If you have questions or need guidance, post it and it will be answered. ~ Mike

Share this post


Link to post
Share on other sites
Mscott08

Thank y’all! I will go get a  monitor. I was thinking of getting the ketones strip as well just to see. This is for sure going to be a challenge as he has sensory issues and hates blood or finger pokes. I will make him do it regardless if he is upset. Him being upset is not as important as his life. I think I am in shock still though to be honest. 

Share this post


Link to post
Share on other sites
Kit

Ketone strips are also a very good idea.  If he's testing positive for ketones, I'd also take him to the ER.  This means his body is starting to breakdown body fat and muscle to try to get energy that it can't from food due to lack of enough insulin.

Share this post


Link to post
Share on other sites
meyery2k

For the pokes - I would recommend the One Touch Delica lancer tool and the extra fine 33 gauge lancets.  The tool allows to set how hard the punch is.  The cheap tools are downright painful and make an already unpleasant experience that much worse.  Poke around the sides of the fingers and changing around fingers and hands helps too.  Fingertips and pads are painful test points so try not to poke them.

 

 

Share this post


Link to post
Share on other sites
Mscott08

What Is the fasting number suppose to be? Like when he wakes up in the mornings? 

Share this post


Link to post
Share on other sites
JohnSchroeder

likely below 100.  I have read that small children run higher, but not sure if 6 years old is considered small children anymore.

Share this post


Link to post
Share on other sites
Mscott08

I did get him a meter:-) I have checked him a couple of times. Mostly after about 2 hrs after he eats it’s been between 122-197 I did check before bed last night (about 3 1/2 hrs after he ate) he was 127 . this morning he work up and I checked it to see if it changed and he was 176. I tired to upload his picture but it won’t let me :-(

Share this post


Link to post
Share on other sites
JohnSchroeder

Kit was right earlier in that the term 'pre' really isn't used with T1, but there is something called the honeymoon period.  Basically its the time during which your body is still destroying its T-cells.  So his body would still be lowering his blood sugar, but not as well as a healthy individual.  And obviously more so than an established T1.

 

So huge disclaimer.. we're not doctors..but it sounds to me like he is in this honeymoon period where his body is still doing some work.  Sooner or later, he will need to go on insulin.  I can't even guess when that will be.

Share this post


Link to post
Share on other sites
Mscott08

I know y’all are not doctors but y’all have more knowledge than me :-) Thank y’all for everything!
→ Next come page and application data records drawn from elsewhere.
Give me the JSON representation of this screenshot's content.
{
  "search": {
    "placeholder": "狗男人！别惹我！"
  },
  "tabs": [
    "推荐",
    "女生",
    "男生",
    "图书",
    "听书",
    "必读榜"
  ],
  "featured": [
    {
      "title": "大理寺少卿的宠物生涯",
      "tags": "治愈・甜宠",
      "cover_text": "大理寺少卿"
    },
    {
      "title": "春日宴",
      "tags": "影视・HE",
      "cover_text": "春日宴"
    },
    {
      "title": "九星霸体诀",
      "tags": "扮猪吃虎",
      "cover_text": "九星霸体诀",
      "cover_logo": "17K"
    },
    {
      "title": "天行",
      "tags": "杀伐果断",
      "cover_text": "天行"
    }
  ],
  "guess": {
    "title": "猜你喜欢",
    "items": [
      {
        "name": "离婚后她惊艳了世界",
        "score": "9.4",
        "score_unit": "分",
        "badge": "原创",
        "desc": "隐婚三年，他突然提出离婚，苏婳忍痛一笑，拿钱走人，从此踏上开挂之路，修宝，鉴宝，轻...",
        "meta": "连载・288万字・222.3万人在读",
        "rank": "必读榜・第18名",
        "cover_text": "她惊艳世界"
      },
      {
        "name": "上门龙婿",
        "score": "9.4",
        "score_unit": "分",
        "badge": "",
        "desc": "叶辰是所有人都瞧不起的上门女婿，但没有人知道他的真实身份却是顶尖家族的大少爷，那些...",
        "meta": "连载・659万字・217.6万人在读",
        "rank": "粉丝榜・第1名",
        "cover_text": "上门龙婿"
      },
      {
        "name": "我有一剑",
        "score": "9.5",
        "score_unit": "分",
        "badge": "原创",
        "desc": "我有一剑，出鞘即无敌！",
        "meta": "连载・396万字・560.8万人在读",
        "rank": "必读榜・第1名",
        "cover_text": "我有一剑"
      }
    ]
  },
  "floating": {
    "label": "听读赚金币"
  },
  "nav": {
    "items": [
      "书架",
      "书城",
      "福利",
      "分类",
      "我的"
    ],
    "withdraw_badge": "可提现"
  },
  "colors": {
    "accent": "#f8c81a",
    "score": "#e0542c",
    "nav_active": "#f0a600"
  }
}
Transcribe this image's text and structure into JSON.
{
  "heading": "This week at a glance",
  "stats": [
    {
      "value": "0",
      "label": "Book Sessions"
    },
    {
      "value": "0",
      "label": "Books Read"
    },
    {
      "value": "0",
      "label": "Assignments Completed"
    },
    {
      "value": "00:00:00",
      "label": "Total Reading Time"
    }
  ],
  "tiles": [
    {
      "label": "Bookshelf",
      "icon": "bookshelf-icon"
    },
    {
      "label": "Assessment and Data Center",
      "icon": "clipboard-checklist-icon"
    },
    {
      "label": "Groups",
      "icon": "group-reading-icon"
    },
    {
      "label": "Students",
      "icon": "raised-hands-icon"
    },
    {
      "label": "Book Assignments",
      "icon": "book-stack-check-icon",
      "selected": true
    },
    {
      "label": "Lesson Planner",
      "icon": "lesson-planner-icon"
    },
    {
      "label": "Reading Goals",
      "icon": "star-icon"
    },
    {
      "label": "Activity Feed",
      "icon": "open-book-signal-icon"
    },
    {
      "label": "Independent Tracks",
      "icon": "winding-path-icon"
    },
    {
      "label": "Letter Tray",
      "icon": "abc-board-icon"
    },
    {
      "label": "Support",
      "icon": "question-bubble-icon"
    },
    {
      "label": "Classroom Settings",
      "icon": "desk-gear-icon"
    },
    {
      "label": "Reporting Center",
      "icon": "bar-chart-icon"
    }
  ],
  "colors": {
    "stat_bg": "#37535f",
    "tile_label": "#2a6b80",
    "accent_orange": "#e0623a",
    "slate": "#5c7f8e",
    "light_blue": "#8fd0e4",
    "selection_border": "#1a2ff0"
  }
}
I am just glad we caught it early! The pediatrician said there was a study that starting insulin before they are dependent on it can slow down the progression rate. Said I should talk to the endocrinologist about it. Have y’all heard of anything like that actually helping?

Share this post


Link to post
Share on other sites
JohnSchroeder

I'm not entirely sure that a half working pancreas is at all preferable or that prolonging that stage with insulin is a good idea.

 

A good metaphor might be that it would be like having two people both trying to steer a car at the same time.  When choosing how much insulin you take, you have to take X units for Y carbs.  So for instance, if I eat 30 carbs, I might take 5-6 units to cover that.  But what if 50% of the time my body is going to compensate for those carbs?  I'd likely have a low blood sugar episode.  And you'd have no idea when the pancreas is going to work, and how well it will work..

 

So your learning curve of figuring out exactly how much insulin to take is going to be thrown off by an unseen driver making changes you can't predict or measure.

Share this post


Link to post
Share on other sites

Create an account or sign in to comment

You need to be a member in order to leave a comment

Create an account

Sign up for a new account in our community. It's easy!

Register a new account

Sign in

Already have an account? Sign in here.

Sign In Now

×

Important Information

By using this site, you agree to our Terms of Use.